As far as the other ingredients go, curaçao is fairly easy to deal with: it’s an orange liqueur, sort of a precursor to triple sec, being heavier and sweeter, with a rougher, countrified flavor. The orange color is often artificial, but it lends a nice golden hue to the Mai Tai (the otherworldly blue curaçao that most people are familiar with will turn the drink blue-green). Marie Brizard is my standard, but I also recommend trying a Mai Tai with Clément Créole Shrubb, which has a rhum base. The Clément is nice and rich, with a sharp, but full, orange-peel flavor that works wonders in any Tiki drink calling for curaçao and rum drinks in general. I’ve not tried a Mai Tai with Grand Marnier, the orange-flavored brandy liqueur, but I would think that its brandy base would come off as being a bit heavy — just another combination I’ll have to taste!
As for orgeat, it’s the ingredient that is likely to give you a headache (not literally — that would be the rum). For those of you wondering what it is, orgeat is a syrup made from an almonds (and barley, originally) that is often flavored with rose and orange flower water. True orgeat should be subtle and nutty, with delicate floral accents; the cheaper syrups taste like almond extract. If you’re looking to buy, B.G. Reynolds’ syrup is excellent, and is quite similar to homemade orgeat. I can’t recommend Fee Brothers’ product, as it has a distinctly artificial taste and a surprisingly heavy amount of citrus flavor that throws a Mai Tai completely off-balance. I’ve tried making orgeat at home a number of times, and I’ve finally settled on Kaiser Penguin’s “Perfect” Orgeat as my go-to recipe: it’s the simplest and boldest of the bunch, will cost you about as much as a bottle of Reynolds’ orgeat, and will take about 24 hours to make. One tip, though: reduce the toasting time for the almonds, as they tend to burn if they’re in the oven for more than 10 minutes. If you’re looking for alternatives, Darcy O’Neil’s orgeat has made the rounds plenty of times, as has the gorgeously-photographed FXCuisine recipe. Should you be desperate, almond syrup — Torani will be easiest to find — will work in a Mai Tai, but cut the amount to 1/4 ounce and pour in an additional 1/4 ounce of simple syrup. Not as delicate as orgeat, but drinkable.
Whew, this post has been thirsty work…but don’t worry, it’s almost done. Should you be bold enough to strike out on your own exotic, rum-fueled quest for Tiki perfection, the properly-made Mai Tai will cost you $100 (but believe me, it’s worth it — besides, you’ll get 25 drinks out of two bottles of rum). One sip and you’ll see why the Mai Tai is the Big Kahuna of tropical drinks.

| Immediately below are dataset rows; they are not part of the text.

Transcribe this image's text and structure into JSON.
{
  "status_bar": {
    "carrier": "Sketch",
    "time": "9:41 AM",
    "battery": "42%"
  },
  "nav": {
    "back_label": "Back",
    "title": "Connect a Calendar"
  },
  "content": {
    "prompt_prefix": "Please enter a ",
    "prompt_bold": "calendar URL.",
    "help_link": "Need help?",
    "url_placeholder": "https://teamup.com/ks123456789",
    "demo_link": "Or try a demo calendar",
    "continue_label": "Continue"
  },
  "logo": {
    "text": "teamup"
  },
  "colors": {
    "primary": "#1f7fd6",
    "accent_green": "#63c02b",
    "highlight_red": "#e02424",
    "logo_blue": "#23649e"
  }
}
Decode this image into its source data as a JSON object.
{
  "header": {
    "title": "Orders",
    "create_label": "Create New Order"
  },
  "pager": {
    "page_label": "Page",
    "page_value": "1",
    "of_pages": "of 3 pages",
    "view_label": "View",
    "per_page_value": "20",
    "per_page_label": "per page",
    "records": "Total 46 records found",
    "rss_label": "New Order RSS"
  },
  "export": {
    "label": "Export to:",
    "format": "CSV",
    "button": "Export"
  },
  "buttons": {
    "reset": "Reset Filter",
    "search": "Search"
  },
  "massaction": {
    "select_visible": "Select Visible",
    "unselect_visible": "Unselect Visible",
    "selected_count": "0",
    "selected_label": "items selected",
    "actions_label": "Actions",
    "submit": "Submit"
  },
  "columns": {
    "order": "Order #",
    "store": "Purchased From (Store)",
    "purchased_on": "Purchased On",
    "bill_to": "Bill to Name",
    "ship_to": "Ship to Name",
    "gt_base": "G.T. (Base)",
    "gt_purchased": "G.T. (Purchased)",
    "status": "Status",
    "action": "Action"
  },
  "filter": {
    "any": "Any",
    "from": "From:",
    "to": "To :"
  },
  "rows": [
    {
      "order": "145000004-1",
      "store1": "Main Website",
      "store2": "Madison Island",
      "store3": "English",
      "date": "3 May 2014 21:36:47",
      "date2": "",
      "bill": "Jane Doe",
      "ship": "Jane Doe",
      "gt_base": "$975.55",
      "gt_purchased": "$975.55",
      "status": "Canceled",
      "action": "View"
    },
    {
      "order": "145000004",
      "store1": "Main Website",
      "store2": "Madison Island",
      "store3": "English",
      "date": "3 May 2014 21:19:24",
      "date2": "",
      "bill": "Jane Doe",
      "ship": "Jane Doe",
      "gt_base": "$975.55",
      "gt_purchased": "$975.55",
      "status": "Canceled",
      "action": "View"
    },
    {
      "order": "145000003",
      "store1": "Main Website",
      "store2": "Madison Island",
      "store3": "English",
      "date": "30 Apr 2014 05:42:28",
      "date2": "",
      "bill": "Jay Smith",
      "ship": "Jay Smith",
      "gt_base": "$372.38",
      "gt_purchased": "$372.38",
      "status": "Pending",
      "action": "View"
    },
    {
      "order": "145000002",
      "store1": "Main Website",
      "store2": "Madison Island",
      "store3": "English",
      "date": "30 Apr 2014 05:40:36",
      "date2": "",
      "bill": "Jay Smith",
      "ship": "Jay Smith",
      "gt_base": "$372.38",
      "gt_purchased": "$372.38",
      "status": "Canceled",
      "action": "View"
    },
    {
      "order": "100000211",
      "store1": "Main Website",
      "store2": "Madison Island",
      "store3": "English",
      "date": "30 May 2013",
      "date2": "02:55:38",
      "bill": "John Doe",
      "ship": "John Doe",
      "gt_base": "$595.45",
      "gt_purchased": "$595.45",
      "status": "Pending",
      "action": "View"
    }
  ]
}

Cheers, and Aloha!
Photos by IJL (Vic & Don photos found on the Interwebs).